(Data for the task begins)
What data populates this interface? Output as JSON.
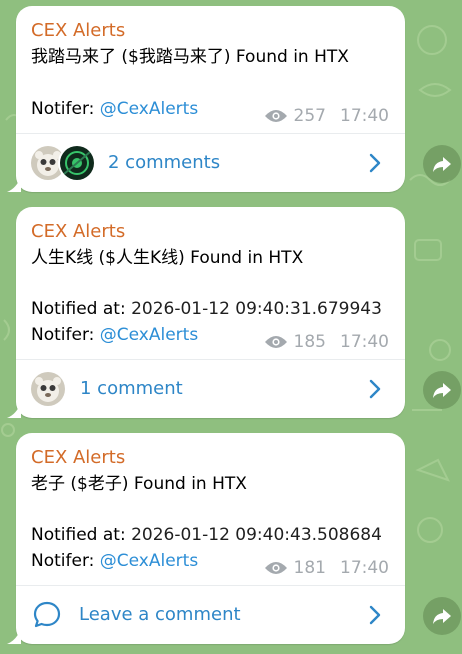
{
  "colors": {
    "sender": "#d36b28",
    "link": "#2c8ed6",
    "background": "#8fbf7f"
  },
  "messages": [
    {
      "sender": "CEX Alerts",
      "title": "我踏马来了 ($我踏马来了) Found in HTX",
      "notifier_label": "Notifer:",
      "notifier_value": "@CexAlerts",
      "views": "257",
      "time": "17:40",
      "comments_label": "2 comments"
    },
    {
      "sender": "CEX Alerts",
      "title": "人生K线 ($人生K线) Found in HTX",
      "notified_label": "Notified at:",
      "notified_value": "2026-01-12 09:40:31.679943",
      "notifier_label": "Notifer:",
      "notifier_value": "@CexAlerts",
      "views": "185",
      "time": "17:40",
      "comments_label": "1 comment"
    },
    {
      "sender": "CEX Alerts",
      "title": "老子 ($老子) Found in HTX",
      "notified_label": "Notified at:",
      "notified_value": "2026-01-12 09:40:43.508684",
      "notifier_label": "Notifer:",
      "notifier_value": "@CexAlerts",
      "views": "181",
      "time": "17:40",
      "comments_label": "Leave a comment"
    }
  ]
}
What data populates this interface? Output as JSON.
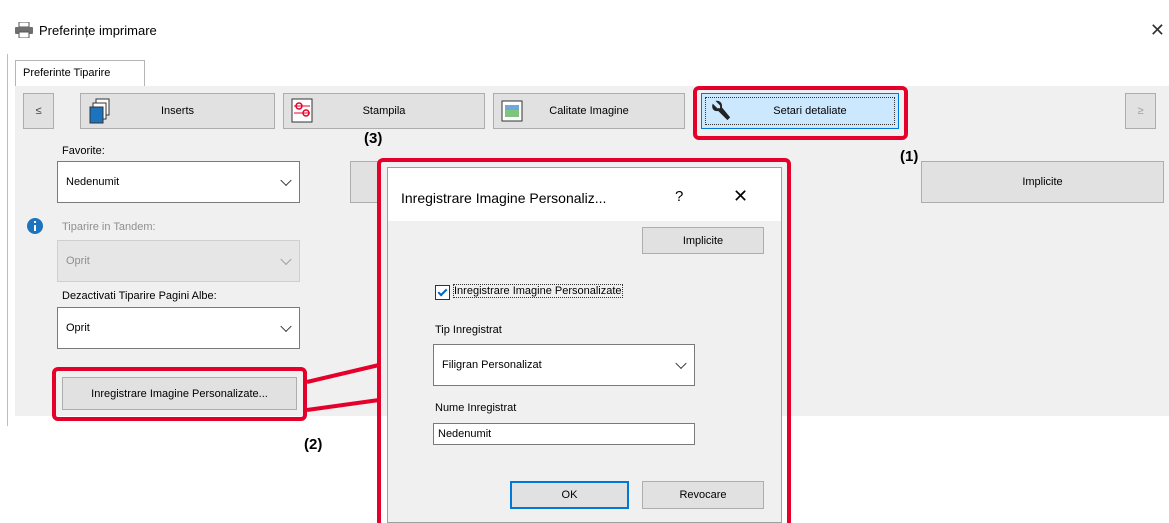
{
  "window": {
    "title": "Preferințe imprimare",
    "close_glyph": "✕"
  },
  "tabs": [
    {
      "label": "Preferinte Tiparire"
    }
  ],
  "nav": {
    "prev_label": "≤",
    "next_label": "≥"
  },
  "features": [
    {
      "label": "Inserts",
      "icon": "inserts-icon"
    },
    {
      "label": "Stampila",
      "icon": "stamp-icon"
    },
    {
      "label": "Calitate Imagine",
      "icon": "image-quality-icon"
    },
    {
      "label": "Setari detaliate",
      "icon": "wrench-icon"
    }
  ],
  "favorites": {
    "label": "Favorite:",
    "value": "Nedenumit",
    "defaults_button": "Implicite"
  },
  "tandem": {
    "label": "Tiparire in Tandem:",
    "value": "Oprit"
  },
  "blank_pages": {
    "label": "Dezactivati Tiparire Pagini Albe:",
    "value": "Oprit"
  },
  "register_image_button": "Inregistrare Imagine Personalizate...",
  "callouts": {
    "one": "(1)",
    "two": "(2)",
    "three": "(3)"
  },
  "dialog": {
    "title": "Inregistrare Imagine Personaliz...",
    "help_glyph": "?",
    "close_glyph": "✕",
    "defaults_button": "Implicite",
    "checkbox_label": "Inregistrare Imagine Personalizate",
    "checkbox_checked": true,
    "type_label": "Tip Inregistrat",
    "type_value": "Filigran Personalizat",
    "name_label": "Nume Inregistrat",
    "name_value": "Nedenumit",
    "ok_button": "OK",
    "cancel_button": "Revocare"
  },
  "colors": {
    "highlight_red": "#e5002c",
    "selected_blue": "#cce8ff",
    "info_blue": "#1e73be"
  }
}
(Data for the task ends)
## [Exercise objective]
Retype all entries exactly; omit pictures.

## [Result]
What data populates this interface? Output as JSON.
{
  "colors": {
    "sender": "#d36b28",
    "link": "#2c8ed6",
    "background": "#8fbf7f"
  },
  "messages": [
    {
      "sender": "CEX Alerts",
      "title": "我踏马来了 ($我踏马来了) Found in HTX",
      "notifier_label": "Notifer:",
      "notifier_value": "@CexAlerts",
      "views": "257",
      "time": "17:40",
      "comments_label": "2 comments"
    },
    {
      "sender": "CEX Alerts",
      "title": "人生K线 ($人生K线) Found in HTX",
      "notified_label": "Notified at:",
      "notified_value": "2026-01-12 09:40:31.679943",
      "notifier_label": "Notifer:",
      "notifier_value": "@CexAlerts",
      "views": "185",
      "time": "17:40",
      "comments_label": "1 comment"
    },
    {
      "sender": "CEX Alerts",
      "title": "老子 ($老子) Found in HTX",
      "notified_label": "Notified at:",
      "notified_value": "2026-01-12 09:40:43.508684",
      "notifier_label": "Notifer:",
      "notifier_value": "@CexAlerts",
      "views": "181",
      "time": "17:40",
      "comments_label": "Leave a comment"
    }
  ]
}
What data populates this interface? Output as JSON.
{
  "window": {
    "title": "Preferințe imprimare",
    "close_glyph": "✕"
  },
  "tabs": [
    {
      "label": "Preferinte Tiparire"
    }
  ],
  "nav": {
    "prev_label": "≤",
    "next_label": "≥"
  },
  "features": [
    {
      "label": "Inserts",
      "icon": "inserts-icon"
    },
    {
      "label": "Stampila",
      "icon": "stamp-icon"
    },
    {
      "label": "Calitate Imagine",
      "icon": "image-quality-icon"
    },
    {
      "label": "Setari detaliate",
      "icon": "wrench-icon"
    }
  ],
  "favorites": {
    "label": "Favorite:",
    "value": "Nedenumit",
    "defaults_button": "Implicite"
  },
  "tandem": {
    "label": "Tiparire in Tandem:",
    "value": "Oprit"
  },
  "blank_pages": {
    "label": "Dezactivati Tiparire Pagini Albe:",
    "value": "Oprit"
  },
  "register_image_button": "Inregistrare Imagine Personalizate...",
  "callouts": {
    "one": "(1)",
    "two": "(2)",
    "three": "(3)"
  },
  "dialog": {
    "title": "Inregistrare Imagine Personaliz...",
    "help_glyph": "?",
    "close_glyph": "✕",
    "defaults_button": "Implicite",
    "checkbox_label": "Inregistrare Imagine Personalizate",
    "checkbox_checked": true,
    "type_label": "Tip Inregistrat",
    "type_value": "Filigran Personalizat",
    "name_label": "Nume Inregistrat",
    "name_value": "Nedenumit",
    "ok_button": "OK",
    "cancel_button": "Revocare"
  },
  "colors": {
    "highlight_red": "#e5002c",
    "selected_blue": "#cce8ff",
    "info_blue": "#1e73be"
  }
}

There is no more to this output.